▶ **Instructions to follow**: Print out the complete set of records below, exactly as they read.

Content starts

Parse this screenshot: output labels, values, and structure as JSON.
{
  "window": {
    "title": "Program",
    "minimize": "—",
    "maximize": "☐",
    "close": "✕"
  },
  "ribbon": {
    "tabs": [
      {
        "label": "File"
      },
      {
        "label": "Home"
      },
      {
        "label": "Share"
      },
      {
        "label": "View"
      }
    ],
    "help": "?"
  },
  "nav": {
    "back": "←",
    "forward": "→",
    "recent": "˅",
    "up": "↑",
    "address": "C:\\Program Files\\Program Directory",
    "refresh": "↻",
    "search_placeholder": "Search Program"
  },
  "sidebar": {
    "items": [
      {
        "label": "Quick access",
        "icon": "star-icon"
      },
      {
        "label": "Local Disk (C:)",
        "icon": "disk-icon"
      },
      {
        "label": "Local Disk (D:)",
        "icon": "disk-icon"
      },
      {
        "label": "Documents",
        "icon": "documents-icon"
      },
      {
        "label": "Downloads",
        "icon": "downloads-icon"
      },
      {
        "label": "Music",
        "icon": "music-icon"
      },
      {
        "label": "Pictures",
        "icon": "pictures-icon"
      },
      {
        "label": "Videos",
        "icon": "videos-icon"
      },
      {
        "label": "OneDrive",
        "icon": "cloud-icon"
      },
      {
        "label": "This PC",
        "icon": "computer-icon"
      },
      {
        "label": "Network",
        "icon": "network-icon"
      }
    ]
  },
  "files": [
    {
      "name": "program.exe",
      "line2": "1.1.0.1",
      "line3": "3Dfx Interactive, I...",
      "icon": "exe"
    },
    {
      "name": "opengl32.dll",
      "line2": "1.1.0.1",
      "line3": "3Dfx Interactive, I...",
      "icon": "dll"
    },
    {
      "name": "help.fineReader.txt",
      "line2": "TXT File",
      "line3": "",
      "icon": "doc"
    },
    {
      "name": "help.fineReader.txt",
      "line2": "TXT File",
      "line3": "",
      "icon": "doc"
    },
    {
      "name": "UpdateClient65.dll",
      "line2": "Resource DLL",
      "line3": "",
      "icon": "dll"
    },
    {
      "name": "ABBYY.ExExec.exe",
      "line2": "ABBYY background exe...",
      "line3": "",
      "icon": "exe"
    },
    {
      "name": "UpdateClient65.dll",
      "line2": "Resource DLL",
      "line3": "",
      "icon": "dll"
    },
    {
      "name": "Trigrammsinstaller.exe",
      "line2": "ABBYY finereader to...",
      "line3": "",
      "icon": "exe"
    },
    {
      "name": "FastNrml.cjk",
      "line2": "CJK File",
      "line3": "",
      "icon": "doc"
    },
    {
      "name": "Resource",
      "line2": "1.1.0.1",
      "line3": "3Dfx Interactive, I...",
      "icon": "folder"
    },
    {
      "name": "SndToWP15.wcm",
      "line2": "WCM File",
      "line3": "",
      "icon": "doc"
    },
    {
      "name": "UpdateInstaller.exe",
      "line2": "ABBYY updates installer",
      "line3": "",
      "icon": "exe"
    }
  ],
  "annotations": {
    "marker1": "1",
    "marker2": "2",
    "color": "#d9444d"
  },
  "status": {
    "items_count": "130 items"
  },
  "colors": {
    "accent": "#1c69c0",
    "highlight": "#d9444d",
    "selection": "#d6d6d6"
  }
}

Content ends

▶ **Response to this exercise**:
Parse this screenshot: output labels, values, and structure as JSON.
{
  "window": {
    "title": "Program",
    "minimize": "—",
    "maximize": "☐",
    "close": "✕"
  },
  "ribbon": {
    "tabs": [
      {
        "label": "File"
      },
      {
        "label": "Home"
      },
      {
        "label": "Share"
      },
      {
        "label": "View"
      }
    ],
    "help": "?"
  },
  "nav": {
    "back": "←",
    "forward": "→",
    "recent": "˅",
    "up": "↑",
    "address": "C:\\Program Files\\Program Directory",
    "refresh": "↻",
    "search_placeholder": "Search Program"
  },
  "sidebar": {
    "items": [
      {
        "label": "Quick access",
        "icon": "star-icon"
      },
      {
        "label": "Local Disk (C:)",
        "icon": "disk-icon"
      },
      {
        "label": "Local Disk (D:)",
        "icon": "disk-icon"
      },
      {
        "label": "Documents",
        "icon": "documents-icon"
      },
      {
        "label": "Downloads",
        "icon": "downloads-icon"
      },
      {
        "label": "Music",
        "icon": "music-icon"
      },
      {
        "label": "Pictures",
        "icon": "pictures-icon"
      },
      {
        "label": "Videos",
        "icon": "videos-icon"
      },
      {
        "label": "OneDrive",
        "icon": "cloud-icon"
      },
      {
        "label": "This PC",
        "icon": "computer-icon"
      },
      {
        "label": "Network",
        "icon": "network-icon"
      }
    ]
  },
  "files": [
    {
      "name": "program.exe",
      "line2": "1.1.0.1",
      "line3": "3Dfx Interactive, I...",
      "icon": "exe"
    },
    {
      "name": "opengl32.dll",
      "line2": "1.1.0.1",
      "line3": "3Dfx Interactive, I...",
      "icon": "dll"
    },
    {
      "name": "help.fineReader.txt",
      "line2": "TXT File",
      "line3": "",
      "icon": "doc"
    },
    {
      "name": "help.fineReader.txt",
      "line2": "TXT File",
      "line3": "",
      "icon": "doc"
    },
    {
      "name": "UpdateClient65.dll",
      "line2": "Resource DLL",
      "line3": "",
      "icon": "dll"
    },
    {
      "name": "ABBYY.ExExec.exe",
      "line2": "ABBYY background exe...",
      "line3": "",
      "icon": "exe"
    },
    {
      "name": "UpdateClient65.dll",
      "line2": "Resource DLL",
      "line3": "",
      "icon": "dll"
    },
    {
      "name": "Trigrammsinstaller.exe",
      "line2": "ABBYY finereader to...",
      "line3": "",
      "icon": "exe"
    },
    {
      "name": "FastNrml.cjk",
      "line2": "CJK File",
      "line3": "",
      "icon": "doc"
    },
    {
      "name": "Resource",
      "line2": "1.1.0.1",
      "line3": "3Dfx Interactive, I...",
      "icon": "folder"
    },
    {
      "name": "SndToWP15.wcm",
      "line2": "WCM File",
      "line3": "",
      "icon": "doc"
    },
    {
      "name": "UpdateInstaller.exe",
      "line2": "ABBYY updates installer",
      "line3": "",
      "icon": "exe"
    }
  ],
  "annotations": {
    "marker1": "1",
    "marker2": "2",
    "color": "#d9444d"
  },
  "status": {
    "items_count": "130 items"
  },
  "colors": {
    "accent": "#1c69c0",
    "highlight": "#d9444d",
    "selection": "#d6d6d6"
  }
}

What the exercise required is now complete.